Mr. Chakravarty then steered the conversation to the question whether voters are smart or not. Based on the data which he had analysed over years, he showed us how seemingly insignificant factors like the time difference between the central and state elections play a crucial role in determining their outcome. Particularly interesting was deconstructing way the number of individual candidates increased with every election, even as it became increasingly difficult for them to win against a well-established political party.

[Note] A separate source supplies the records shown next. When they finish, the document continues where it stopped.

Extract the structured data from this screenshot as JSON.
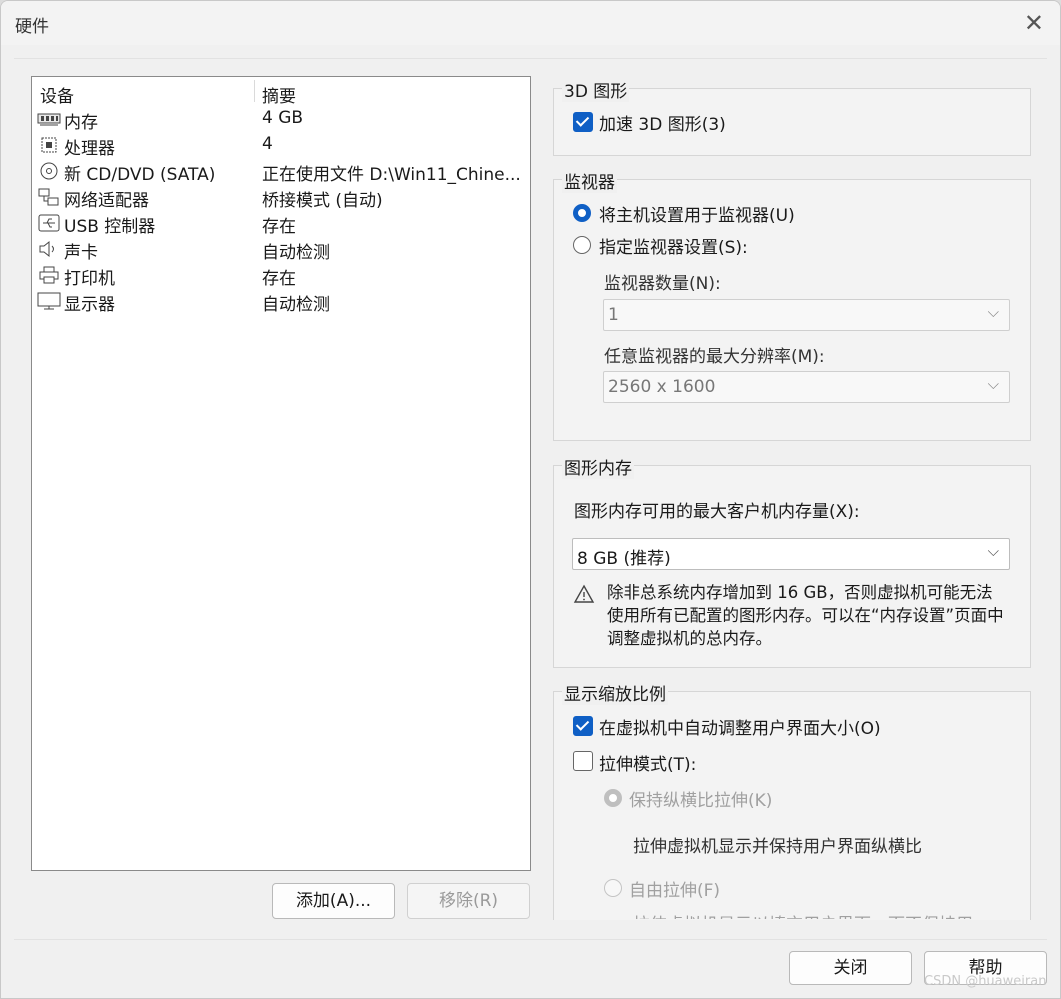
{
  "window": {
    "title": "硬件"
  },
  "device_list": {
    "headers": [
      "设备",
      "摘要"
    ],
    "rows": [
      {
        "icon": "memory-icon",
        "name": "内存",
        "summary": "4 GB"
      },
      {
        "icon": "processor-icon",
        "name": "处理器",
        "summary": "4"
      },
      {
        "icon": "cd-dvd-icon",
        "name": "新 CD/DVD (SATA)",
        "summary": "正在使用文件 D:\\Win11_Chine..."
      },
      {
        "icon": "network-adapter-icon",
        "name": "网络适配器",
        "summary": "桥接模式 (自动)"
      },
      {
        "icon": "usb-icon",
        "name": "USB 控制器",
        "summary": "存在"
      },
      {
        "icon": "sound-card-icon",
        "name": "声卡",
        "summary": "自动检测"
      },
      {
        "icon": "printer-icon",
        "name": "打印机",
        "summary": "存在"
      },
      {
        "icon": "display-icon",
        "name": "显示器",
        "summary": "自动检测"
      }
    ],
    "add_button": "添加(A)...",
    "remove_button": "移除(R)"
  },
  "graphics_3d": {
    "title": "3D 图形",
    "accelerate_label": "加速 3D 图形(3)",
    "accelerate_checked": true
  },
  "monitor": {
    "title": "监视器",
    "use_host_label": "将主机设置用于监视器(U)",
    "specify_label": "指定监视器设置(S):",
    "selected": "use_host",
    "count_label": "监视器数量(N):",
    "count_value": "1",
    "max_res_label": "任意监视器的最大分辨率(M):",
    "max_res_value": "2560 x 1600"
  },
  "graphics_memory": {
    "title": "图形内存",
    "max_label": "图形内存可用的最大客户机内存量(X):",
    "value": "8 GB (推荐)",
    "warning": "除非总系统内存增加到 16 GB，否则虚拟机可能无法使用所有已配置的图形内存。可以在“内存设置”页面中调整虚拟机的总内存。"
  },
  "display_scaling": {
    "title": "显示缩放比例",
    "auto_adjust_label": "在虚拟机中自动调整用户界面大小(O)",
    "auto_adjust_checked": true,
    "stretch_label": "拉伸模式(T):",
    "stretch_checked": false,
    "keep_aspect_label": "保持纵横比拉伸(K)",
    "keep_aspect_desc": "拉伸虚拟机显示并保持用户界面纵横比",
    "free_stretch_label": "自由拉伸(F)",
    "free_stretch_desc": "拉伸虚拟机显示以填充用户界面，而不保持用"
  },
  "footer": {
    "close_button": "关闭",
    "help_button": "帮助"
  },
  "watermark": "CSDN @huaweiran",
  "colors": {
    "accent": "#0f5fc5",
    "window_bg": "#f0f0f0",
    "list_bg": "#ffffff"
  }
}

Campaigning of elections without social media is unavoidable in today’s day and age. Mr. Chakravarty shared an interesting analysis of social media penetration during elections and interrogated whether it had the reach to actually influence outcomes in Indian elections. Why was it a Modi campaign, and not a BJP campaign? If social media was so important, why didn’t the other parties come up with a similarly effective campaign of their own? Do we tend to generalize just because one person had a huge impact on social media? These were some questions which were thrown out for discussion, and both sides of the debate saw some great arguments from Mr. Chakravarty and the audience comprising the Young India Fellows and the Undergraduate students.

If there was one thing you had to take away from the session, it was the realisation that data has no colour, and hence should be the only measure to identify trends. We should not get blown away by short sighted conclusions derived by the media, as they often tend to be- intentionally or unintentionally- misinformed.

Study at Ashoka

Study at Ashoka